Task details >> The entries that follow should come back exactly, with no pictures among them.

Data for this exercise >>
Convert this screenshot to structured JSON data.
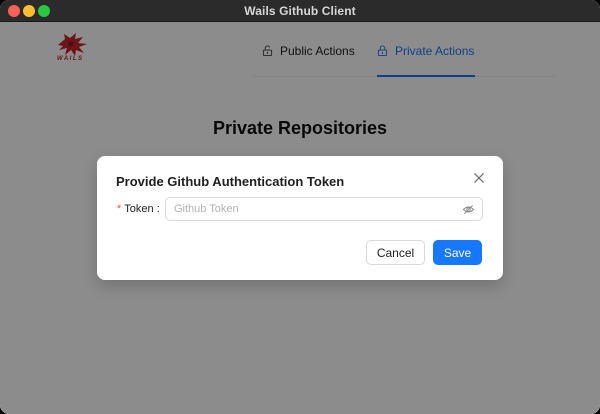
{
  "window": {
    "title": "Wails Github Client"
  },
  "brand": {
    "logo_text": "WAILS"
  },
  "nav": {
    "tabs": [
      {
        "label": "Public Actions",
        "icon": "unlock-icon",
        "active": false
      },
      {
        "label": "Private Actions",
        "icon": "lock-icon",
        "active": true
      }
    ]
  },
  "main": {
    "title": "Private Repositories"
  },
  "modal": {
    "title": "Provide Github Authentication Token",
    "field": {
      "required_mark": "*",
      "label": "Token",
      "colon": ":",
      "placeholder": "Github Token",
      "value": ""
    },
    "cancel_label": "Cancel",
    "save_label": "Save"
  },
  "colors": {
    "accent": "#1677ff",
    "logo": "#c8242b",
    "required": "#ff4d4f"
  }
}
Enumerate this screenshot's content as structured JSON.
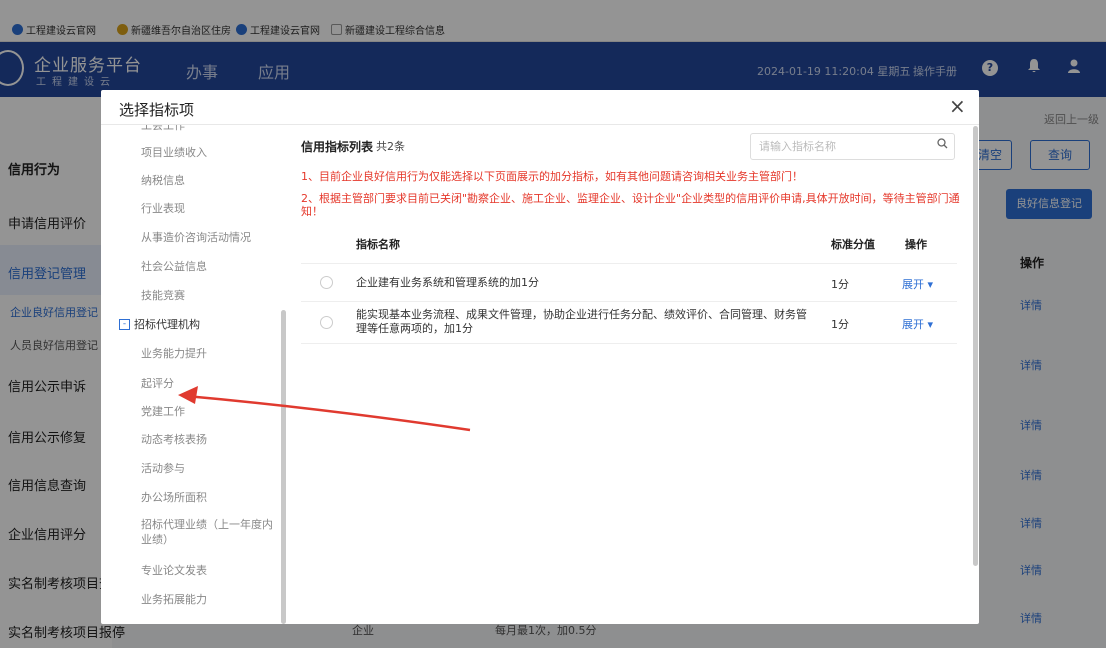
{
  "bookmarks": [
    {
      "label": "工程建设云官网",
      "icon": "cloud-icon",
      "color": "#2e6fd4"
    },
    {
      "label": "新疆维吾尔自治区住房",
      "icon": "emblem-icon",
      "color": "#d9a21a"
    },
    {
      "label": "工程建设云官网",
      "icon": "cloud-icon",
      "color": "#2e6fd4"
    },
    {
      "label": "新疆建设工程综合信息",
      "icon": "page-icon",
      "color": "#999999"
    }
  ],
  "header": {
    "logo_title": "企业服务平台",
    "logo_sub": "工程建设云",
    "nav": [
      "办事",
      "应用"
    ],
    "datetime": "2024-01-19 11:20:04 星期五",
    "manual": "操作手册",
    "icons": [
      "help-icon",
      "bell-icon",
      "user-icon"
    ],
    "bg_color": "#23489b"
  },
  "background": {
    "crumb": "",
    "back": "返回上一级",
    "menu": [
      "信用行为",
      "申请信用评价",
      "信用登记管理",
      "信用公示申诉",
      "信用公示修复",
      "信用信息查询",
      "企业信用评分",
      "实名制考核项目查",
      "实名制考核项目报停"
    ],
    "submenu": [
      "企业良好信用登记",
      "人员良好信用登记"
    ],
    "buttons": {
      "clear": "清空",
      "query": "查询",
      "good": "良好信息登记"
    },
    "op_header": "操作",
    "detail": "详情",
    "row_fragment": [
      "企业",
      "每月最1次，加0.5分"
    ]
  },
  "modal": {
    "title": "选择指标项",
    "close": "×",
    "tree": {
      "items_before": [
        "工会工作",
        "项目业绩收入",
        "纳税信息",
        "行业表现",
        "从事造价咨询活动情况",
        "社会公益信息",
        "技能竞赛"
      ],
      "parent": {
        "toggle": "-",
        "label": "招标代理机构"
      },
      "items_after": [
        "业务能力提升",
        "起评分",
        "党建工作",
        "动态考核表扬",
        "活动参与",
        "办公场所面积",
        "招标代理业绩（上一年度内业绩）",
        "专业论文发表",
        "业务拓展能力"
      ]
    },
    "list": {
      "title": "信用指标列表",
      "count": "共2条",
      "search_placeholder": "请输入指标名称",
      "notices": [
        "1、目前企业良好信用行为仅能选择以下页面展示的加分指标，如有其他问题请咨询相关业务主管部门！",
        "2、根据主管部门要求目前已关闭\"勘察企业、施工企业、监理企业、设计企业\"企业类型的信用评价申请,具体开放时间，等待主管部门通知！"
      ],
      "columns": {
        "name": "指标名称",
        "score": "标准分值",
        "op": "操作"
      },
      "rows": [
        {
          "name": "企业建有业务系统和管理系统的加1分",
          "score": "1分",
          "op": "展开 ▾"
        },
        {
          "name": "能实现基本业务流程、成果文件管理，协助企业进行任务分配、绩效评价、合同管理、财务管理等任意两项的，加1分",
          "score": "1分",
          "op": "展开 ▾"
        }
      ]
    }
  },
  "colors": {
    "accent": "#2e6fd4",
    "warning": "#e5372a",
    "arrow": "#e03a2f"
  }
}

Worked solution >>
Convert this screenshot to structured JSON data.
{
  "window": {
    "title": "Wails Github Client"
  },
  "brand": {
    "logo_text": "WAILS"
  },
  "nav": {
    "tabs": [
      {
        "label": "Public Actions",
        "icon": "unlock-icon",
        "active": false
      },
      {
        "label": "Private Actions",
        "icon": "lock-icon",
        "active": true
      }
    ]
  },
  "main": {
    "title": "Private Repositories"
  },
  "modal": {
    "title": "Provide Github Authentication Token",
    "field": {
      "required_mark": "*",
      "label": "Token",
      "colon": ":",
      "placeholder": "Github Token",
      "value": ""
    },
    "cancel_label": "Cancel",
    "save_label": "Save"
  },
  "colors": {
    "accent": "#1677ff",
    "logo": "#c8242b",
    "required": "#ff4d4f"
  }
}
Enumerate this screenshot's content as structured JSON.
{
  "bookmarks": [
    {
      "label": "工程建设云官网",
      "icon": "cloud-icon",
      "color": "#2e6fd4"
    },
    {
      "label": "新疆维吾尔自治区住房",
      "icon": "emblem-icon",
      "color": "#d9a21a"
    },
    {
      "label": "工程建设云官网",
      "icon": "cloud-icon",
      "color": "#2e6fd4"
    },
    {
      "label": "新疆建设工程综合信息",
      "icon": "page-icon",
      "color": "#999999"
    }
  ],
  "header": {
    "logo_title": "企业服务平台",
    "logo_sub": "工程建设云",
    "nav": [
      "办事",
      "应用"
    ],
    "datetime": "2024-01-19 11:20:04 星期五",
    "manual": "操作手册",
    "icons": [
      "help-icon",
      "bell-icon",
      "user-icon"
    ],
    "bg_color": "#23489b"
  },
  "background": {
    "crumb": "",
    "back": "返回上一级",
    "menu": [
      "信用行为",
      "申请信用评价",
      "信用登记管理",
      "信用公示申诉",
      "信用公示修复",
      "信用信息查询",
      "企业信用评分",
      "实名制考核项目查",
      "实名制考核项目报停"
    ],
    "submenu": [
      "企业良好信用登记",
      "人员良好信用登记"
    ],
    "buttons": {
      "clear": "清空",
      "query": "查询",
      "good": "良好信息登记"
    },
    "op_header": "操作",
    "detail": "详情",
    "row_fragment": [
      "企业",
      "每月最1次，加0.5分"
    ]
  },
  "modal": {
    "title": "选择指标项",
    "close": "×",
    "tree": {
      "items_before": [
        "工会工作",
        "项目业绩收入",
        "纳税信息",
        "行业表现",
        "从事造价咨询活动情况",
        "社会公益信息",
        "技能竞赛"
      ],
      "parent": {
        "toggle": "-",
        "label": "招标代理机构"
      },
      "items_after": [
        "业务能力提升",
        "起评分",
        "党建工作",
        "动态考核表扬",
        "活动参与",
        "办公场所面积",
        "招标代理业绩（上一年度内业绩）",
        "专业论文发表",
        "业务拓展能力"
      ]
    },
    "list": {
      "title": "信用指标列表",
      "count": "共2条",
      "search_placeholder": "请输入指标名称",
      "notices": [
        "1、目前企业良好信用行为仅能选择以下页面展示的加分指标，如有其他问题请咨询相关业务主管部门！",
        "2、根据主管部门要求目前已关闭\"勘察企业、施工企业、监理企业、设计企业\"企业类型的信用评价申请,具体开放时间，等待主管部门通知！"
      ],
      "columns": {
        "name": "指标名称",
        "score": "标准分值",
        "op": "操作"
      },
      "rows": [
        {
          "name": "企业建有业务系统和管理系统的加1分",
          "score": "1分",
          "op": "展开 ▾"
        },
        {
          "name": "能实现基本业务流程、成果文件管理，协助企业进行任务分配、绩效评价、合同管理、财务管理等任意两项的，加1分",
          "score": "1分",
          "op": "展开 ▾"
        }
      ]
    }
  },
  "colors": {
    "accent": "#2e6fd4",
    "warning": "#e5372a",
    "arrow": "#e03a2f"
  }
}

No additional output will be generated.